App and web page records
# # # #

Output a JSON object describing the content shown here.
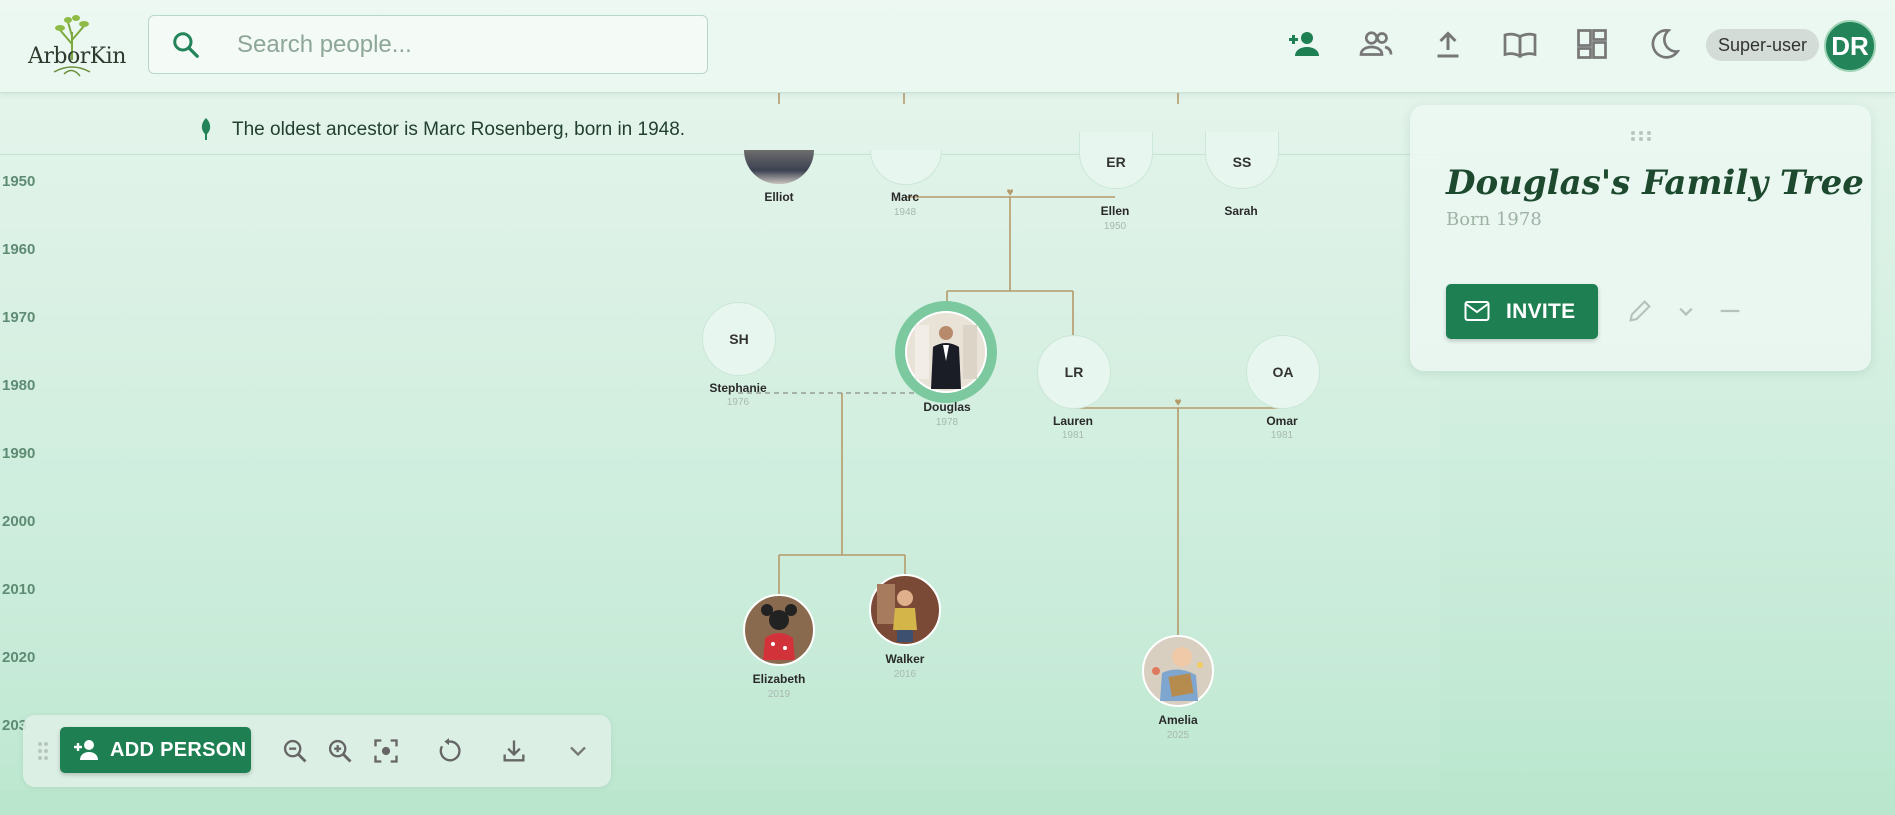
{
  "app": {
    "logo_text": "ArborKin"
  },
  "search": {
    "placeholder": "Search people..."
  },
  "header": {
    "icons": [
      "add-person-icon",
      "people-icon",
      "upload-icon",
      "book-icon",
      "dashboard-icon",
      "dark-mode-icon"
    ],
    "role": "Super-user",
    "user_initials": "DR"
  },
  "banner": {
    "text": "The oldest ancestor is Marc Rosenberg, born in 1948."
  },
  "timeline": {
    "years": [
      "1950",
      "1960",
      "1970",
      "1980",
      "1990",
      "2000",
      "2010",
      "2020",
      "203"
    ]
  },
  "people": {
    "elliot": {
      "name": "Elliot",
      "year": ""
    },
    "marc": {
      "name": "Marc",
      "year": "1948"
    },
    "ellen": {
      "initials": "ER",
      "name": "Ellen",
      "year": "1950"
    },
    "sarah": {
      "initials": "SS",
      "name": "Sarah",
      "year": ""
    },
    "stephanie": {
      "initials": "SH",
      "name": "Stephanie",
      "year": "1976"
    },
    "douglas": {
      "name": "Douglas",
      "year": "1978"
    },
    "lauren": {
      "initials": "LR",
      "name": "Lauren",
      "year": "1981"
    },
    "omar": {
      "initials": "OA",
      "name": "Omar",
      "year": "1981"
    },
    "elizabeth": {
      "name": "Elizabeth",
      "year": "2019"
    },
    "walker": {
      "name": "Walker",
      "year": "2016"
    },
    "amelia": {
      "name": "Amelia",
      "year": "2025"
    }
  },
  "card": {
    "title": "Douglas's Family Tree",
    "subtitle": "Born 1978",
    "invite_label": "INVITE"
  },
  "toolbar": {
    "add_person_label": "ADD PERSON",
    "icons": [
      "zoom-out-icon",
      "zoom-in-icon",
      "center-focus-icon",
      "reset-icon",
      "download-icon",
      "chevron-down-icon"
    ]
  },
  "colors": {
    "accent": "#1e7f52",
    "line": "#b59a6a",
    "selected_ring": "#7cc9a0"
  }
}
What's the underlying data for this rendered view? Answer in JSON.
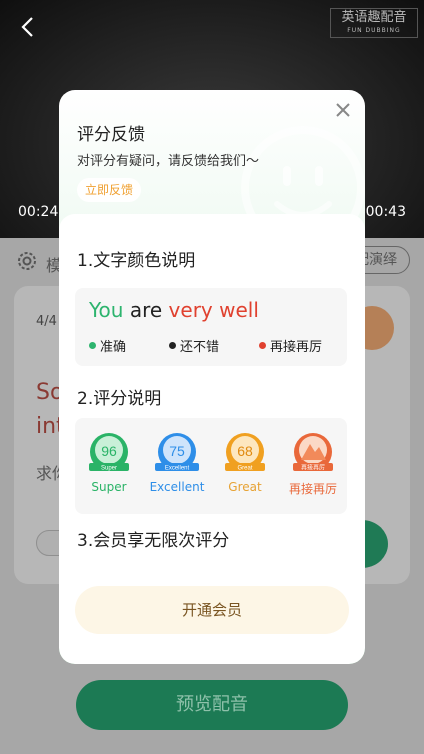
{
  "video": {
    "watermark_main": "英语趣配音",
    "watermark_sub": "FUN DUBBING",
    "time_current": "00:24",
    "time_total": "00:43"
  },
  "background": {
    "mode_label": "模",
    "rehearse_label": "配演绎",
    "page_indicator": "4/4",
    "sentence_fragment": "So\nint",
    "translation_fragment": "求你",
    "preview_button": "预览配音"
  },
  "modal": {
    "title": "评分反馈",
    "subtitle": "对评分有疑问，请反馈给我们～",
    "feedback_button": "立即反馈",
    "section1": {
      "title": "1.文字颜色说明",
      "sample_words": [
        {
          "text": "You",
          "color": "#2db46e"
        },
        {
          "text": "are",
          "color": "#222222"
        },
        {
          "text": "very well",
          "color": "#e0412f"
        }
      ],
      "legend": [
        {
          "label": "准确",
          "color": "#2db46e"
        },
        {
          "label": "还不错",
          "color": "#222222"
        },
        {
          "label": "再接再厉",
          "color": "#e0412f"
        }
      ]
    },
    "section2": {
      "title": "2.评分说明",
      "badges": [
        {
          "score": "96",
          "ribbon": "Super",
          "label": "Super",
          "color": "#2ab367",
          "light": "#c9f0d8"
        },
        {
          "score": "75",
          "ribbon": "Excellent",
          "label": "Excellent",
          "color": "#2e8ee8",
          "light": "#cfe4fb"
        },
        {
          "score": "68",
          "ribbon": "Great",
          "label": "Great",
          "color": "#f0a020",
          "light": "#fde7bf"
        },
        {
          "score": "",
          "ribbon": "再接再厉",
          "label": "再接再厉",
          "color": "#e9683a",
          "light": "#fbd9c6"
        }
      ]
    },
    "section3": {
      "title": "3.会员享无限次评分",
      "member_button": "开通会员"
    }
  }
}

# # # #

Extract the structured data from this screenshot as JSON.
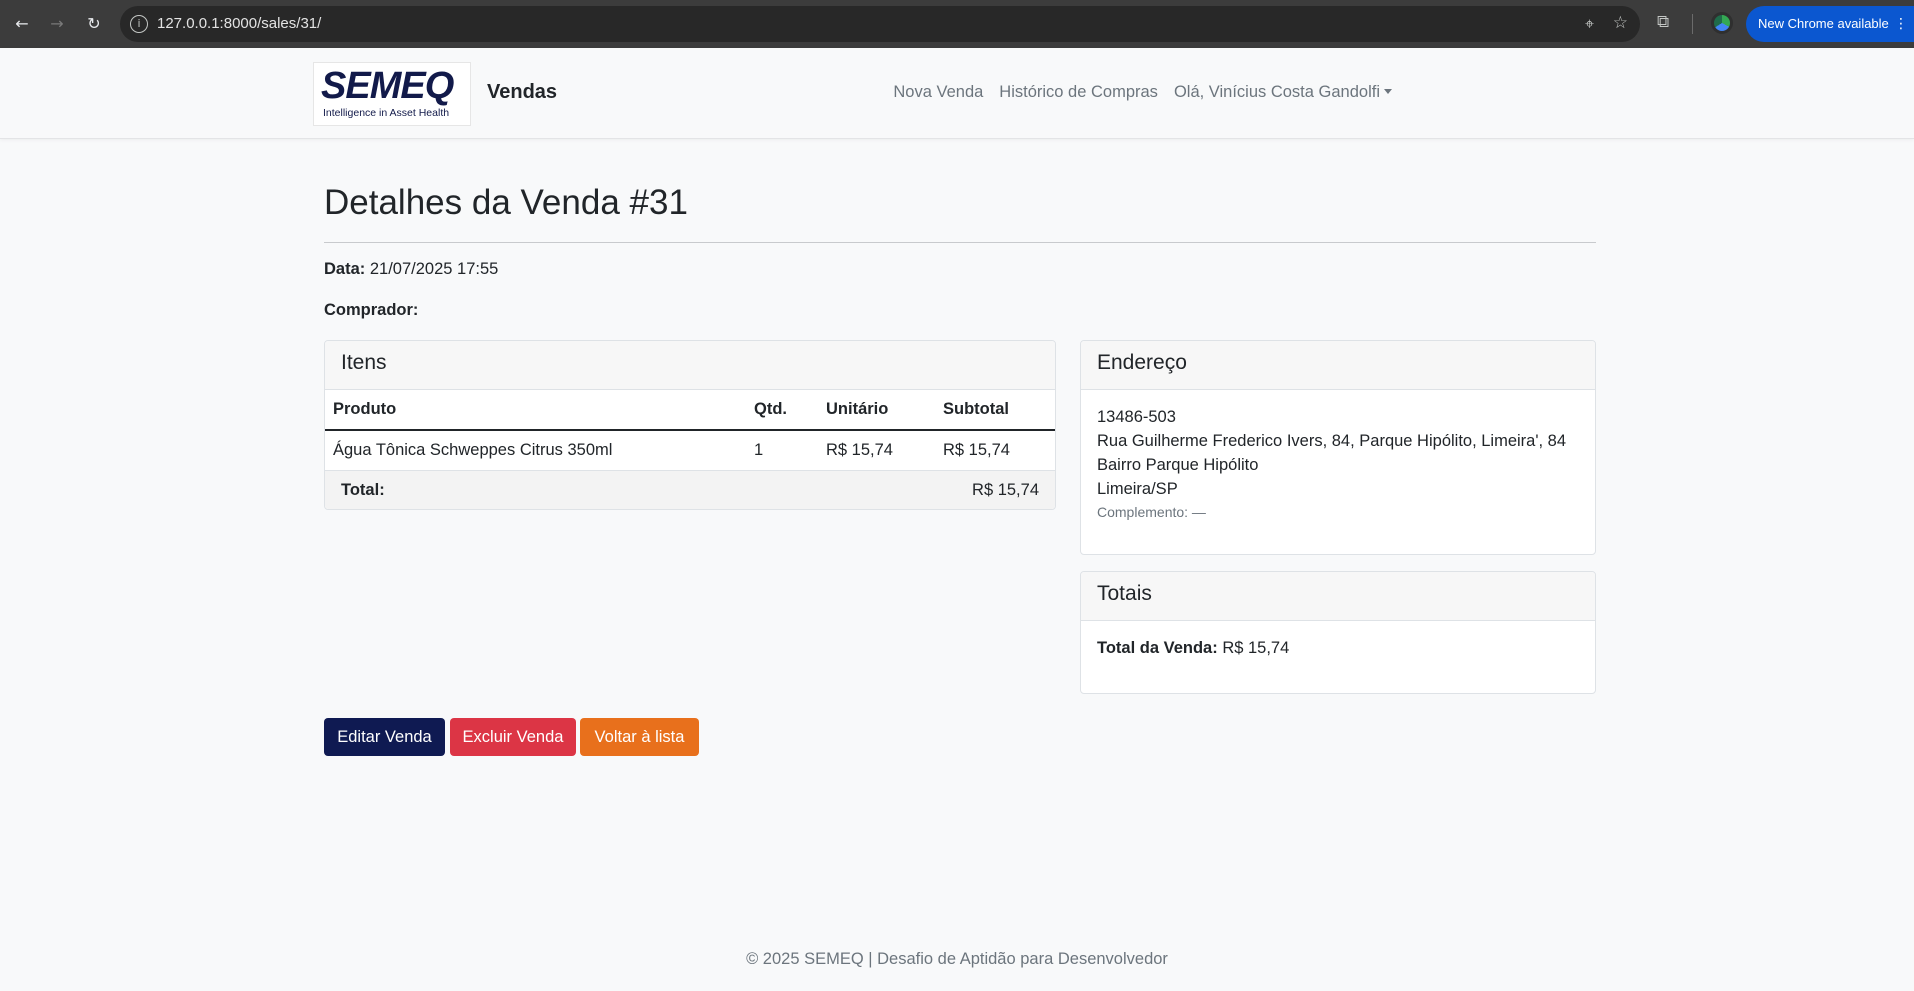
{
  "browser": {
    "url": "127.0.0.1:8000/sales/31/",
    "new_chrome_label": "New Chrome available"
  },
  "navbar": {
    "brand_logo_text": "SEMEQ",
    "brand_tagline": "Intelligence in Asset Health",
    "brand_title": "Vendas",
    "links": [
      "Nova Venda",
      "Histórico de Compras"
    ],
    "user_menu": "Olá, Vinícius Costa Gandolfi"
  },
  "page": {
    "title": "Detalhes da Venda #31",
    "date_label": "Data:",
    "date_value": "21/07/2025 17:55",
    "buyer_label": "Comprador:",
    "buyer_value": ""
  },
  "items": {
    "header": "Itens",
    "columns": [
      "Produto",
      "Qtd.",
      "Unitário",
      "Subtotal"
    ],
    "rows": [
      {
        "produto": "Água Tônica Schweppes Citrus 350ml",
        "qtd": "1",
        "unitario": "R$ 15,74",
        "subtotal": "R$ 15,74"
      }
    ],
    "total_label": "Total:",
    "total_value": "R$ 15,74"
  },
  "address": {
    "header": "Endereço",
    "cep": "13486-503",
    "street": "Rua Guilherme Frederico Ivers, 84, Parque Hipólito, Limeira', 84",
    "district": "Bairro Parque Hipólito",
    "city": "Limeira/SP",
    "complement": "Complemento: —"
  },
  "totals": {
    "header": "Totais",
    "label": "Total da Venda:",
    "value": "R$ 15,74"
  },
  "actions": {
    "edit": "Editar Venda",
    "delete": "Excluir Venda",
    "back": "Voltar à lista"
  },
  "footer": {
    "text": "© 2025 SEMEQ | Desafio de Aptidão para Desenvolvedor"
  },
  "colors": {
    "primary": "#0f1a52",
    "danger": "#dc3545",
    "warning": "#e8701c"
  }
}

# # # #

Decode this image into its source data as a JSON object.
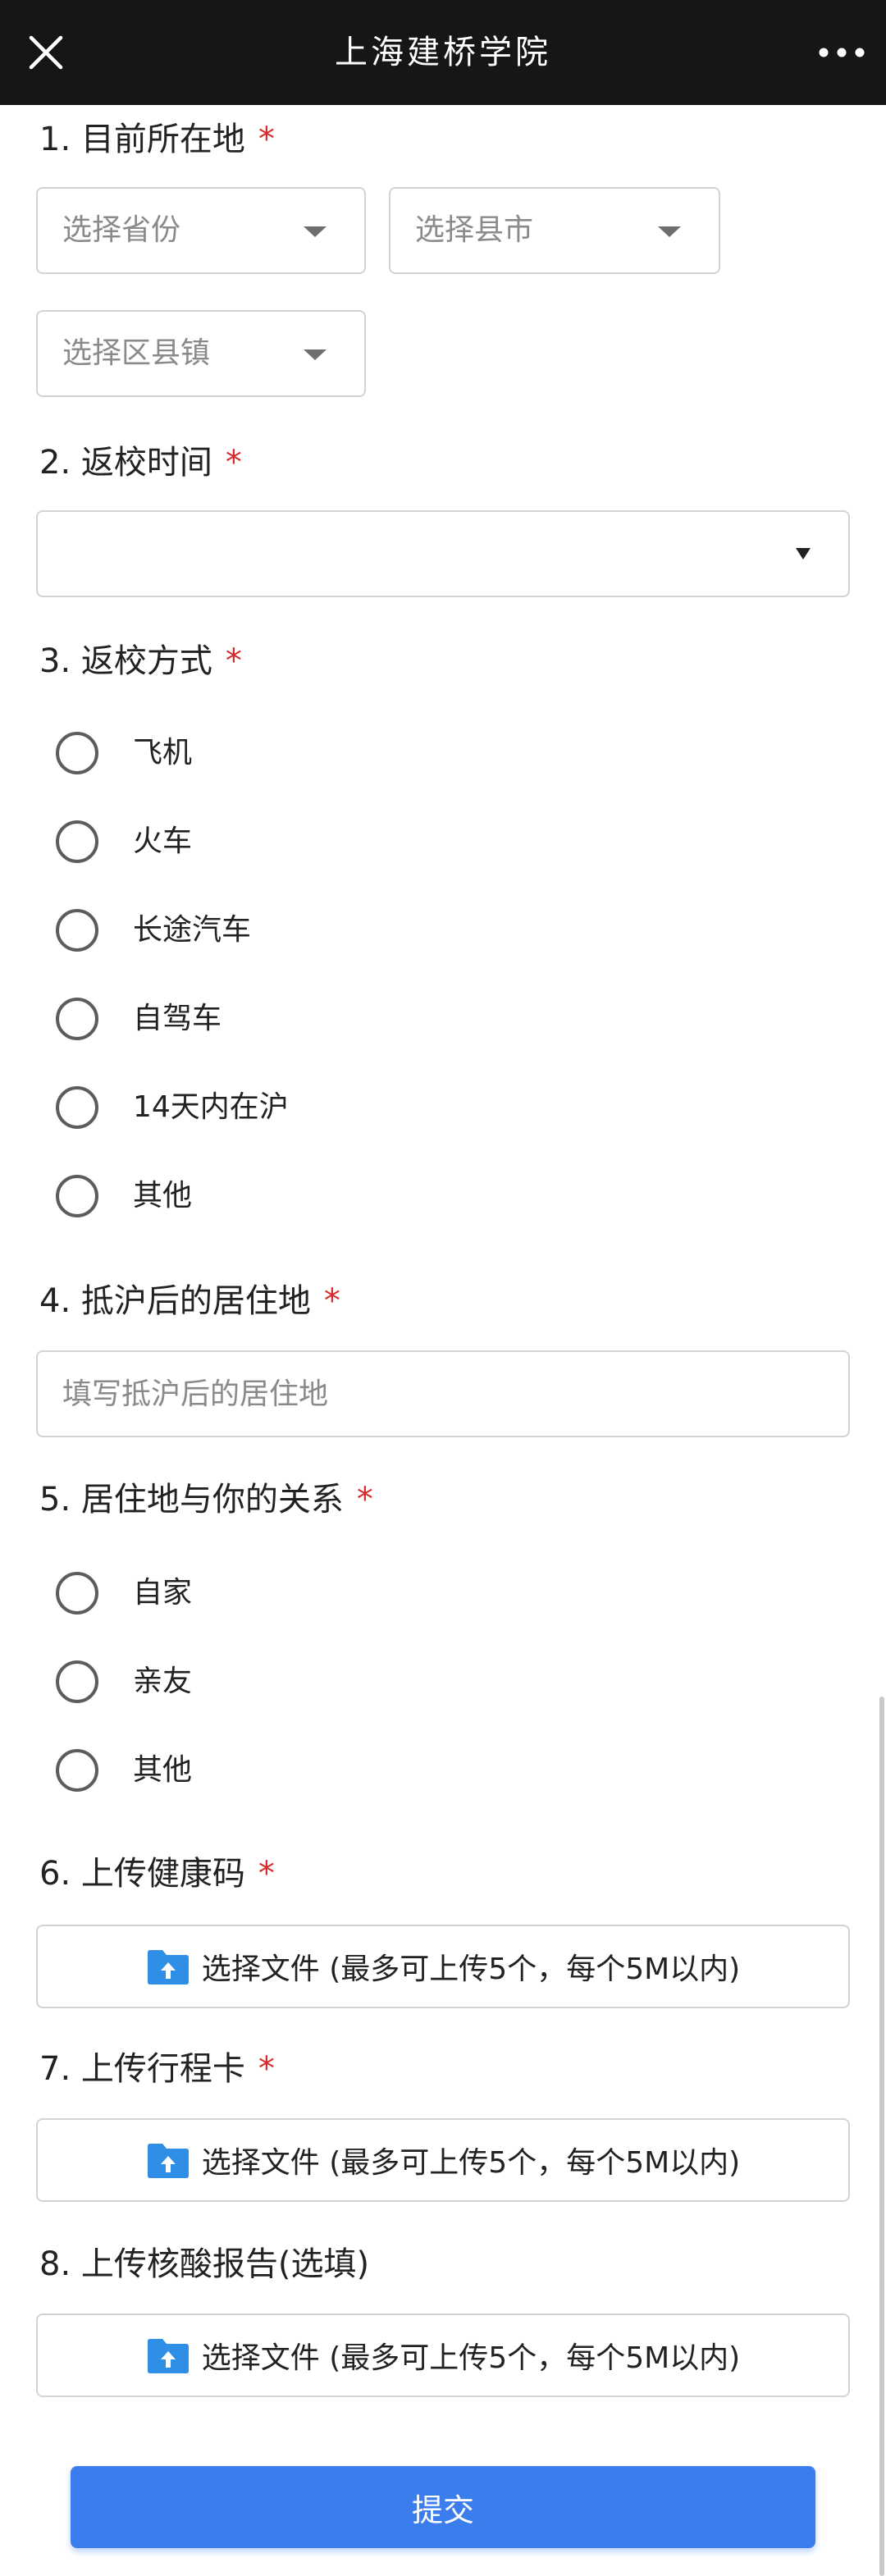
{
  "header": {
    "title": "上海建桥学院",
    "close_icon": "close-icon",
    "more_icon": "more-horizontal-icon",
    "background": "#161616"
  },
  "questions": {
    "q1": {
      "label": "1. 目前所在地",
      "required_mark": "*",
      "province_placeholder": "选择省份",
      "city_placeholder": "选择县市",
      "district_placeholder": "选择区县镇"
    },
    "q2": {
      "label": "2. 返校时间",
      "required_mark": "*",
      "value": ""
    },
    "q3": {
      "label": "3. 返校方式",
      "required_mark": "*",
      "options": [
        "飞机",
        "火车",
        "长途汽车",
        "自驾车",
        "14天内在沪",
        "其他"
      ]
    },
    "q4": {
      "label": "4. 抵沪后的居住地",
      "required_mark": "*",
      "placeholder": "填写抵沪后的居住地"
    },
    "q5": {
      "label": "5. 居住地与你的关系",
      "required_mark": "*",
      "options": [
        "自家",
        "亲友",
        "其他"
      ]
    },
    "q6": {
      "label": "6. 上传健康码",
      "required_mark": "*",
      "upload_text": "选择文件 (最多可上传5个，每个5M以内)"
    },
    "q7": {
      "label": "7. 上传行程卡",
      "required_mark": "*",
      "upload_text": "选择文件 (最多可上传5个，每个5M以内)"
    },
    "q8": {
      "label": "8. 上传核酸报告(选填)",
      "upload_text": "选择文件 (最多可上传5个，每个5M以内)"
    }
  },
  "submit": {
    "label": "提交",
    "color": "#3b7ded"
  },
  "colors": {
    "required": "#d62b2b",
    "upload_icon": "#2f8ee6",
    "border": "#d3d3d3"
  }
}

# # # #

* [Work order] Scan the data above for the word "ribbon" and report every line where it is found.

* [Result]
          "ribbon": "Super",
          "ribbon": "Excellent",
          "ribbon": "Great",
          "ribbon": "再接再厉",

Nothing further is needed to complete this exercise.